BEGIN
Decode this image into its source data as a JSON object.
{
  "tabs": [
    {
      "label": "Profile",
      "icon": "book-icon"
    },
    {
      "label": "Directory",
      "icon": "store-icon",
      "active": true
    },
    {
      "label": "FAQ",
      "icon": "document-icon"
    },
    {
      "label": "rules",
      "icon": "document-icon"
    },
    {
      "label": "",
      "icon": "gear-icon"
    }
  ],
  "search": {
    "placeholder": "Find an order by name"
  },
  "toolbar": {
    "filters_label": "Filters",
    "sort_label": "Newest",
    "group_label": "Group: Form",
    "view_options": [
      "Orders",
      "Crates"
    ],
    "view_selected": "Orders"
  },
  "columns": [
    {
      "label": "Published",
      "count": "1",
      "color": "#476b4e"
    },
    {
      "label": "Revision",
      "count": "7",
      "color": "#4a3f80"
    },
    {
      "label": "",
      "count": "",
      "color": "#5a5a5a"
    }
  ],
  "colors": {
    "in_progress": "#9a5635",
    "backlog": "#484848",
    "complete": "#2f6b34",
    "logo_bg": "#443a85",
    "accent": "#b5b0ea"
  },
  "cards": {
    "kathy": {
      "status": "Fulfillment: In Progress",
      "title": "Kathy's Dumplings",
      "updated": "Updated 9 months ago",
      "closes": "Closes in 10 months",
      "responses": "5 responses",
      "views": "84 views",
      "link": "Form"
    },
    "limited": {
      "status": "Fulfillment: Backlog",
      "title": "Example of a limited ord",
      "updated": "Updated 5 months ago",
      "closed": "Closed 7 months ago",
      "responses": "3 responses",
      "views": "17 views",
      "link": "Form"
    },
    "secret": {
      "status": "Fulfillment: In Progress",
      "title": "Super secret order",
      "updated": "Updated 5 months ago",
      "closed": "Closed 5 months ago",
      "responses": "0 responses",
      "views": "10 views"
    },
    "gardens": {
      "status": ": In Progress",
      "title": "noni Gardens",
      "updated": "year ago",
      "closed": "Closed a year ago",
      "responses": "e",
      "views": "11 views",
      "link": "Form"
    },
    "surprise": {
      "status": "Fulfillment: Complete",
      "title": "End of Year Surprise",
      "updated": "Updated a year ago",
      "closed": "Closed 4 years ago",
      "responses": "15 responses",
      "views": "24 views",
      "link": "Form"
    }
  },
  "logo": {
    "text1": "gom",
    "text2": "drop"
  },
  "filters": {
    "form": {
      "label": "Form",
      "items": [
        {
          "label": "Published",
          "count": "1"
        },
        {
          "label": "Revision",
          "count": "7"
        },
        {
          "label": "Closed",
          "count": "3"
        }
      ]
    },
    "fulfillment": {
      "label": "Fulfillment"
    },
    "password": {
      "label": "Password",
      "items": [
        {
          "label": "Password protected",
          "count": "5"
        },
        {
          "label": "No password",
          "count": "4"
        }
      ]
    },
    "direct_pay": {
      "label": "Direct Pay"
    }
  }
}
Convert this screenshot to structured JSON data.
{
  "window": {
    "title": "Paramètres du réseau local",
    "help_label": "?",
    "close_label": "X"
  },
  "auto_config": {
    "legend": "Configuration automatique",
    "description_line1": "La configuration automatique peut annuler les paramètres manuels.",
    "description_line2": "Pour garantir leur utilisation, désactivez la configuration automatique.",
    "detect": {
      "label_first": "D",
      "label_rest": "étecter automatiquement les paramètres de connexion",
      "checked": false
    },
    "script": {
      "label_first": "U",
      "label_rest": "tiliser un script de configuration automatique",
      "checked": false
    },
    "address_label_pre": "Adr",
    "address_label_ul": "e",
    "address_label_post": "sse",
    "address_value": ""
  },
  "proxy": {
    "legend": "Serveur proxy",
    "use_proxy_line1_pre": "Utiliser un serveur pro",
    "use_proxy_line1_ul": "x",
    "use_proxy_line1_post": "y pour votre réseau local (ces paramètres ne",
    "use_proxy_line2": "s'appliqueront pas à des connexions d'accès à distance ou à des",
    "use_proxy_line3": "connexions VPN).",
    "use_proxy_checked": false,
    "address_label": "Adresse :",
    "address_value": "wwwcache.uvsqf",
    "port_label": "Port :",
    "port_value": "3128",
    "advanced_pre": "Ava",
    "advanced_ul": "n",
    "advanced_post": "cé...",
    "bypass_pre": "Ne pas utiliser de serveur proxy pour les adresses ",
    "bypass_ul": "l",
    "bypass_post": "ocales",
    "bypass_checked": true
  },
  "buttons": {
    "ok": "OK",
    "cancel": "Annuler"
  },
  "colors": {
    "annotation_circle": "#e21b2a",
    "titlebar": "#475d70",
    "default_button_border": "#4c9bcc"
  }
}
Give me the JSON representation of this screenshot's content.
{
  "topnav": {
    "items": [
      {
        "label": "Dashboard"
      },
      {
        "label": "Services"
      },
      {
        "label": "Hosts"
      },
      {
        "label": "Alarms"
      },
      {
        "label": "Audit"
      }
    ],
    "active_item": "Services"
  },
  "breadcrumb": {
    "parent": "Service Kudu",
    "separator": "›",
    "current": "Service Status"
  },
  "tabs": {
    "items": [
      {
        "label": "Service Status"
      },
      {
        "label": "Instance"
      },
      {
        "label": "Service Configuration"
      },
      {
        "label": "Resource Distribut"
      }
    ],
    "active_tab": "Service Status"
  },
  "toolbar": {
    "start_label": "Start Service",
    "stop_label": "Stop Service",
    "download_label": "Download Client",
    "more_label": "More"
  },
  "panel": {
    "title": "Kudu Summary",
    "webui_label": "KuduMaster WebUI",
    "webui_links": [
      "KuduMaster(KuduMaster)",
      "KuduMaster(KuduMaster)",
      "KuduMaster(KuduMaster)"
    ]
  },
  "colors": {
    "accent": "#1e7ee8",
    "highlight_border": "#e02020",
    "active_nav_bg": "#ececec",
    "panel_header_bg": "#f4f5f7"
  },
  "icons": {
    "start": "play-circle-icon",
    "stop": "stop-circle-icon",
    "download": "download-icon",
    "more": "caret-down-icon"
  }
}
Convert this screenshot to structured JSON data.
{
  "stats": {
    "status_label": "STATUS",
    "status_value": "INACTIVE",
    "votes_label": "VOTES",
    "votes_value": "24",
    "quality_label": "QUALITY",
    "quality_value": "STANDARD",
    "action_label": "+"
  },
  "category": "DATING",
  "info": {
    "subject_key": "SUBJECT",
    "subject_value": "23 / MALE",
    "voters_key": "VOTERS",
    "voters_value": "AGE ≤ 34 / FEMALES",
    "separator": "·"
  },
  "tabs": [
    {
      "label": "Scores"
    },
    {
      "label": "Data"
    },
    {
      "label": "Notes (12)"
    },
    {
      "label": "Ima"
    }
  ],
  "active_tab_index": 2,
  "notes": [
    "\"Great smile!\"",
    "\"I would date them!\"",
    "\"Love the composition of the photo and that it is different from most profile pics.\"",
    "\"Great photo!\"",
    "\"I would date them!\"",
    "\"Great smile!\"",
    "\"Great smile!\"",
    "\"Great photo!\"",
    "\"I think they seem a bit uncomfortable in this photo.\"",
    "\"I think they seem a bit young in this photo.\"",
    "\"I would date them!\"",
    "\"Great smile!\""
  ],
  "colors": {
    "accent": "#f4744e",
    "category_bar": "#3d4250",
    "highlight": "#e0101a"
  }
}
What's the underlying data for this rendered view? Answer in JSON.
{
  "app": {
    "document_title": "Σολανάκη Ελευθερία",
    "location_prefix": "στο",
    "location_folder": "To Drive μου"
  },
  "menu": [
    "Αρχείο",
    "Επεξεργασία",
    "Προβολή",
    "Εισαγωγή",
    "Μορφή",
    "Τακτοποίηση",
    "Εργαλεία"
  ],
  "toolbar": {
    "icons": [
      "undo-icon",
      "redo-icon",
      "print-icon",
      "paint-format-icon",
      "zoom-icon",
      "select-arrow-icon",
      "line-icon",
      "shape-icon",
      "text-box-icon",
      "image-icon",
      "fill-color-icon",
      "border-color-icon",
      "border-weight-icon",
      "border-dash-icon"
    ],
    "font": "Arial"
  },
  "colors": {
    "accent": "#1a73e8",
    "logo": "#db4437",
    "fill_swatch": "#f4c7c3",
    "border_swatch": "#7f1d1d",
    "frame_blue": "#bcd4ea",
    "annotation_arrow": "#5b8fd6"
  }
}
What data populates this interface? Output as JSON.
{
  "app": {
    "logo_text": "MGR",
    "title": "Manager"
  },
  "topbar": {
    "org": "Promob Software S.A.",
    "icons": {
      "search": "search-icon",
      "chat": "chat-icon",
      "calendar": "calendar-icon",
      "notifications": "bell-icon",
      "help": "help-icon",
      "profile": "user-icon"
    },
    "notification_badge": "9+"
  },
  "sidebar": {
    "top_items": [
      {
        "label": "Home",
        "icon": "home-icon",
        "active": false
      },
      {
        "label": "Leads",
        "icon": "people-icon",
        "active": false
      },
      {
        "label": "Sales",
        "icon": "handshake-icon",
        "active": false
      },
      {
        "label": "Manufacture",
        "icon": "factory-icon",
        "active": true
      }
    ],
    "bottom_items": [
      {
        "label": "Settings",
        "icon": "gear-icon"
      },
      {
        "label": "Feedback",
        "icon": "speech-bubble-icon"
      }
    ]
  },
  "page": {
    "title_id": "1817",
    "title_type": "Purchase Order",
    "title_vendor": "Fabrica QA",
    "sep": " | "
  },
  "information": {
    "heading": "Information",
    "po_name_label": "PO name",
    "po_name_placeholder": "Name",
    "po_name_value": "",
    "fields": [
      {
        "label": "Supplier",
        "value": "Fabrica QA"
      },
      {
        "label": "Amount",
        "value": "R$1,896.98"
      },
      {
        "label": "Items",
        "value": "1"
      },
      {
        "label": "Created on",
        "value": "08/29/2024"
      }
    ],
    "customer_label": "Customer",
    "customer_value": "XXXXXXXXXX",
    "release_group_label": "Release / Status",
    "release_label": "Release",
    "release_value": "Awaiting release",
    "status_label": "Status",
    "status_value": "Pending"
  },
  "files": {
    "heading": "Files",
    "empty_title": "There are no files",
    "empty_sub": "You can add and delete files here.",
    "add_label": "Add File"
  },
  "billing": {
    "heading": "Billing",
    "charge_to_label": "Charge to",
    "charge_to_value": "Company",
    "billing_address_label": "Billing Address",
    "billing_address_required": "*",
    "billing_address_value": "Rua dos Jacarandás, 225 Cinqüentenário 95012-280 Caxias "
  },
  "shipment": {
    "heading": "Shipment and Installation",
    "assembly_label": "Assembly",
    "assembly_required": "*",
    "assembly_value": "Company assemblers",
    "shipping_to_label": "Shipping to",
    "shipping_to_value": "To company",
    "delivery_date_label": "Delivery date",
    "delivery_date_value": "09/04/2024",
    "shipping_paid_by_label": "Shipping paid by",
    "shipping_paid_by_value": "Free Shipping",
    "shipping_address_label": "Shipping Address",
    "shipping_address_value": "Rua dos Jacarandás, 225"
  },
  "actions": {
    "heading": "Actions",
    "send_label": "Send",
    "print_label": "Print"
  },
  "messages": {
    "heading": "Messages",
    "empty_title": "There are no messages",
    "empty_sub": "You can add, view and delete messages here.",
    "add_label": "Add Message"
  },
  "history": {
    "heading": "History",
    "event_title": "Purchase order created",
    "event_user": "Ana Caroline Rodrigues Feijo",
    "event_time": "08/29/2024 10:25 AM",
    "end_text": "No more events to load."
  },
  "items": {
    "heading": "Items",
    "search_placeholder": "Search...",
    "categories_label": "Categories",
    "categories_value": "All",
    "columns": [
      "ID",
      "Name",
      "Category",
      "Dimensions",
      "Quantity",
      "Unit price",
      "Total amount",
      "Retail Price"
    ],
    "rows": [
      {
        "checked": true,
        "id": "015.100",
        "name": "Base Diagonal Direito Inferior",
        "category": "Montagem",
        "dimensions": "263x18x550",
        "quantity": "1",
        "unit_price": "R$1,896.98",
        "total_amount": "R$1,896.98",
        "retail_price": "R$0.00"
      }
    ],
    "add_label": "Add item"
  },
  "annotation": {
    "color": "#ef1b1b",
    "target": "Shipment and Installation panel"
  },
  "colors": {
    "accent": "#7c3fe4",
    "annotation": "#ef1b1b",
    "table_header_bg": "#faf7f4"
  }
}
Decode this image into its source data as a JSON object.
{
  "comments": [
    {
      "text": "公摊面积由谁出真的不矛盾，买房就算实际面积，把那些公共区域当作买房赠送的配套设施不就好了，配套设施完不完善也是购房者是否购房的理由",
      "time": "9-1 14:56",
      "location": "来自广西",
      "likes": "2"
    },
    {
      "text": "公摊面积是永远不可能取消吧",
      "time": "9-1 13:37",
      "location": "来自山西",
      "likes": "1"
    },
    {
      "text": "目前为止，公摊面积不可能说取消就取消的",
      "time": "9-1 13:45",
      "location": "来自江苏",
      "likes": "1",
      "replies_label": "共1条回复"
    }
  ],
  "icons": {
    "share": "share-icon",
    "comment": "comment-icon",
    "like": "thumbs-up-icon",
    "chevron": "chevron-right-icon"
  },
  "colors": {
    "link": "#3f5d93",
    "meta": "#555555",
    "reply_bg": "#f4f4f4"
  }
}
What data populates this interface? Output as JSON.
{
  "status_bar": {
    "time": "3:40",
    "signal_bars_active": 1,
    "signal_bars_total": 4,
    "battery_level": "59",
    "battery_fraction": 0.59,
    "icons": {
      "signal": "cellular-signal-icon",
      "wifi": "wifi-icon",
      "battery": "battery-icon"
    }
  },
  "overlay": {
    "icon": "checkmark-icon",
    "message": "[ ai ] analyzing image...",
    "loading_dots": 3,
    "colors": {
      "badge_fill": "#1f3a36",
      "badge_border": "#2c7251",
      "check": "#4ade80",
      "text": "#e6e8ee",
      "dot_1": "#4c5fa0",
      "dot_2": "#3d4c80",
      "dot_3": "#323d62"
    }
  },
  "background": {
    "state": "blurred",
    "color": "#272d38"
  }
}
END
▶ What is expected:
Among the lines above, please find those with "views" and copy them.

▶ Your solution:
      "views": "84 views",
      "views": "17 views",
      "views": "10 views"
      "views": "11 views",
      "views": "24 views",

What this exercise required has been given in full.